By guest author Ed Shanahan from the New York Times.
May 22, 2023
Flashes flashed and shutters snapped as an exuberant crowd focused its attention on Martin Tankleff.
It was Dec. 27, 2007, a few days after a New York appeals court had overturned Mr. Tankleff’s conviction in the vicious killings of his parents at their waterfront mansion. Now, surrounded by lawyers, aunts, uncles, cousins and friends at a Long Island courthouse, he was a free man after nearly 20 years in prison.
Standing just behind him in the celebratory throng was a beefy man in a dark suit and red tie: Jay Salpeter, a former New York City police detective turned private investigator who had done as much as, perhaps more than, anyone to make the happy occasion possible.
“I’m letting you know you’ll never get rid of me for life since you’ve given me my life back,” Mr. Tankleff wrote to Mr. Salpeter the day the conviction was set aside.
Fourteen years later, Mr. Salpeter, leaner and grayer, was in a Long Island courthouse again, his face behind a blue surgical mask because of the Covid-19 pandemic. He was handcuffed and charged with felonies in connection with a three-year barrage of ominous calls and emails seeking money from a former client: Martin Tankleff.
The Tankleff case had briefly put Mr. Salpeter, a son of Bayside, Queens, on the low rungs of celebrity. He was a guest on “The Oprah Winfrey Show,” “Dr. Phil” and “Nancy Grace.” He and Mr. Tankleff formed an investigative firm, Fortress Innocence Group, and introduced it at a splashy Manhattan news conference. Later came financial distress, mental health problems, heavy drinking and claims of impropriety lodged by angry clients.
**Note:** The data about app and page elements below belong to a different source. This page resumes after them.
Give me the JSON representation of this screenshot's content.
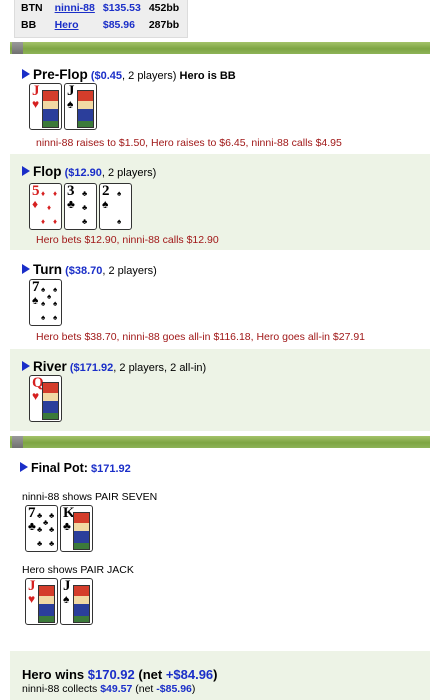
{
  "players": [
    {
      "position": "BTN",
      "name": "ninni-88",
      "stack": "$135.53",
      "bb": "452bb"
    },
    {
      "position": "BB",
      "name": "Hero",
      "stack": "$85.96",
      "bb": "287bb"
    }
  ],
  "colors": {
    "accent_green": "#8db357",
    "link_blue": "#1a2ec8",
    "action_red": "#a01818",
    "section_shade": "#edf3e6"
  },
  "preflop": {
    "street": "Pre-Flop",
    "pot": "($0.45",
    "info": ", 2 players)",
    "hero_info": "Hero is BB",
    "cards": [
      {
        "rank": "J",
        "suit": "♥",
        "color": "red",
        "face": true
      },
      {
        "rank": "J",
        "suit": "♠",
        "color": "black",
        "face": true
      }
    ],
    "action": "ninni-88 raises to $1.50, Hero raises to $6.45, ninni-88 calls $4.95"
  },
  "flop": {
    "street": "Flop",
    "pot": "($12.90",
    "info": ", 2 players)",
    "cards": [
      {
        "rank": "5",
        "suit": "♦",
        "color": "red"
      },
      {
        "rank": "3",
        "suit": "♣",
        "color": "black"
      },
      {
        "rank": "2",
        "suit": "♠",
        "color": "black"
      }
    ],
    "action": "Hero bets $12.90, ninni-88 calls $12.90"
  },
  "turn": {
    "street": "Turn",
    "pot": "($38.70",
    "info": ", 2 players)",
    "cards": [
      {
        "rank": "7",
        "suit": "♠",
        "color": "black"
      }
    ],
    "action": "Hero bets $38.70, ninni-88 goes all-in $116.18, Hero goes all-in $27.91"
  },
  "river": {
    "street": "River",
    "pot": "($171.92",
    "info": ", 2 players, 2 all-in)",
    "cards": [
      {
        "rank": "Q",
        "suit": "♥",
        "color": "red",
        "face": true
      }
    ]
  },
  "final": {
    "label": "Final Pot:",
    "pot": "$171.92",
    "showdowns": [
      {
        "text": "ninni-88 shows PAIR SEVEN",
        "cards": [
          {
            "rank": "7",
            "suit": "♣",
            "color": "black"
          },
          {
            "rank": "K",
            "suit": "♣",
            "color": "black",
            "face": true
          }
        ]
      },
      {
        "text": "Hero shows PAIR JACK",
        "cards": [
          {
            "rank": "J",
            "suit": "♥",
            "color": "red",
            "face": true
          },
          {
            "rank": "J",
            "suit": "♠",
            "color": "black",
            "face": true
          }
        ]
      }
    ]
  },
  "result": {
    "winner_prefix": "Hero wins ",
    "winner_amount": "$170.92",
    "winner_net_prefix": " (net ",
    "winner_net": "+$84.96",
    "winner_close": ")",
    "collects_prefix": "ninni-88 collects ",
    "collects_amount": "$49.57",
    "collects_net_prefix": " (net ",
    "collects_net": "-$85.96",
    "collects_close": ")"
  }
}
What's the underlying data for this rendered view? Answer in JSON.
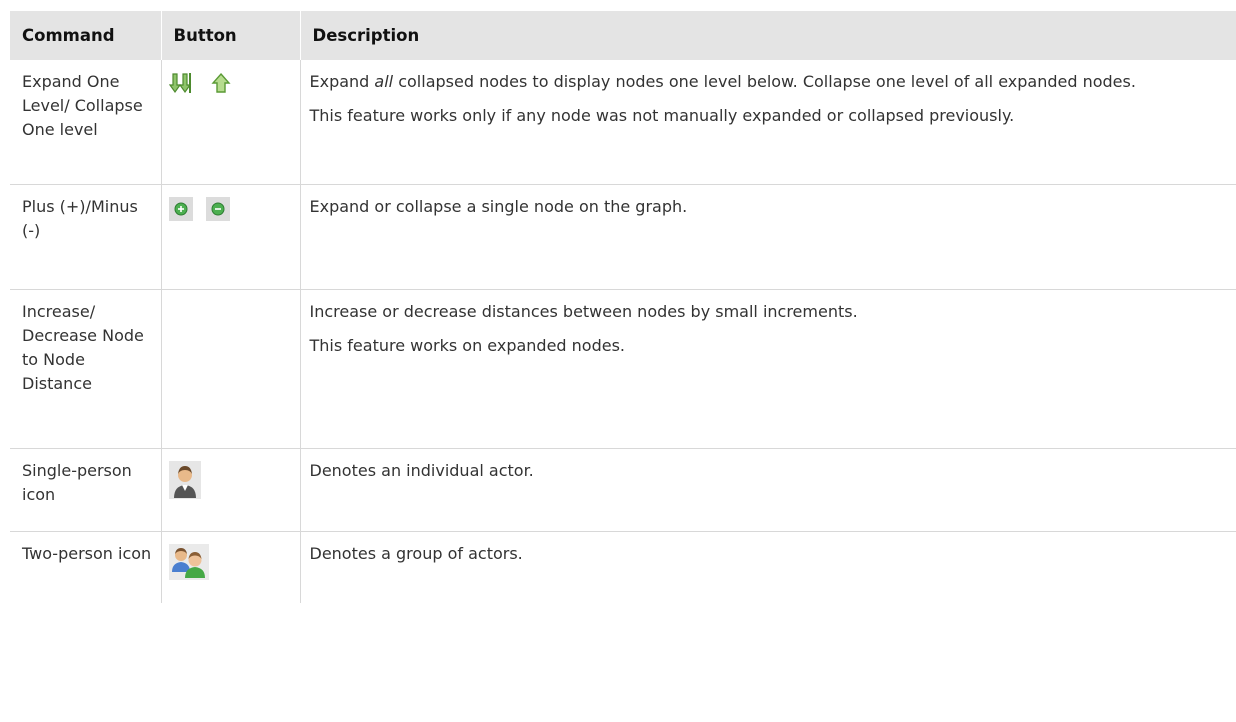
{
  "header": {
    "command": "Command",
    "button": "Button",
    "description": "Description"
  },
  "rows": [
    {
      "command": "Expand One Level/ Collapse One level",
      "buttons": [
        "expand-one-level-icon",
        "collapse-one-level-icon"
      ],
      "description": [
        {
          "before": "Expand ",
          "em": "all",
          "after": " collapsed nodes to display nodes one level below. Collapse one level of all expanded nodes."
        },
        {
          "text": "This feature works only if any node was not manually expanded or collapsed previously."
        }
      ]
    },
    {
      "command": "Plus (+)/Minus (-)",
      "buttons": [
        "plus-node-icon",
        "minus-node-icon"
      ],
      "description": [
        {
          "text": "Expand or collapse a single node on the graph."
        }
      ]
    },
    {
      "command": "Increase/ Decrease Node to Node Distance",
      "buttons": [],
      "description": [
        {
          "text": "Increase or decrease distances between nodes by small increments."
        },
        {
          "text": "This feature works on expanded nodes."
        }
      ]
    },
    {
      "command": "Single-person icon",
      "buttons": [
        "single-person-icon"
      ],
      "description": [
        {
          "text": "Denotes an individual actor."
        }
      ]
    },
    {
      "command": "Two-person icon",
      "buttons": [
        "two-person-icon"
      ],
      "description": [
        {
          "text": "Denotes a group of actors."
        }
      ]
    }
  ],
  "colors": {
    "header_bg": "#e4e4e4",
    "rule": "#d8d8d8",
    "arrow_green": "#6aa84f",
    "node_button_green": "#4caf50"
  }
}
Now, accused of threatening to harm Mr. Tankleff and ruin his reputation, Mr. Salpeter was facing the prospect of years in prison.
Mr. Salpeter, 71, had once said that, except for when his children were born, the day Mr. Tankleff left prison was the best day of his life. But by the time of his arraignment in May 2021, he regretted ever having opened Mr. Tankleff’s urgent letter seeking his help all those years ago.
“I never had these problems before Marty,” he said in one of several interviews over the past two years.
How It Began
On a September morning in 1988, Marty Tankleff, then 17, woke to find his mother, Arlene, fatally stabbed in her bed, and his father, Seymour, bleeding in the den, stabbed and beaten so badly he would die in a month. The boy called 911.
Marty, his relatives and others told investigators to focus on Jerry Steuerman, a shop owner who called himself the Bagel King of Long Island and who owed Seymour Tankleff USD 500,000.
Detectives homed in on Marty instead, partly because of what they said was his inadequate display of emotion. They obtained a quick confession with a lie: that Seymour Tankleff had briefly come to at the hospital and named Marty as the attacker.
The trial was sensational. When it was over, despite recanting, Marty was convicted on two counts of murder and sentenced to 25 years to life.
A decade later, in December 2000, a fellow prisoner from Long Island recommended that Mr. Tankleff, on a ceaseless drive to prove his innocence, contact Jay Salpeter.
By then, Mr. Salpeter had been a private investigator for a few years, starting with matrimonial and minor criminal cases after two decades with the New York Police Department as a beat cop, street decoy, hostage negotiator and homicide detective.
He was skeptical of Marty Tankleff. In fact, he thought he was guilty.
But after explaining that he could help Mr. Tankleff only if he was truly innocent — and then arranging a lie-detector test — Mr. Salpeter took the case. Unlike Mr. Tankleff’s lawyers, he didn’t work pro bono. He wasn’t that liquid.
His fee: a flat USD 5000.
The investigation would last more than six years.
A Thread to Tug At
Mr. Salpeter’s first step was to review the thick case file. He was stunned by what he found. The killings had never been thoroughly investigated. The prosecution rested almost solely on the recanted confession. The supposed motive — a teenager’s anger over a car his father had given him — was shaky; the physical evidence was scant; and the police had never treated Mr. Steuerman, the Bagel King, seriously as a suspect.
Mr. Salpeter found a thread to tug at in the statement of a woman who had told detectives that a local hoodlum had admitted his role in the murders to her, saying he had been at the Tankleffs’ house with someone named Steuerman on the night of the attacks.
No one had followed up on the lead. Mr. Salpeter tracked down the hoodlum’s criminal associates. One confessed to being the getaway driver and also implicated a third man in the crime. The statements underpinned a motion to reopen the case.
Mr. Salpeter brought a Long Island lawyer with whom he had worked before, Bruce Barket, onto the Tankleff team and continued to dig. He set up a tip line that yielded additional witnesses in an investigation that consumed thousands of hours.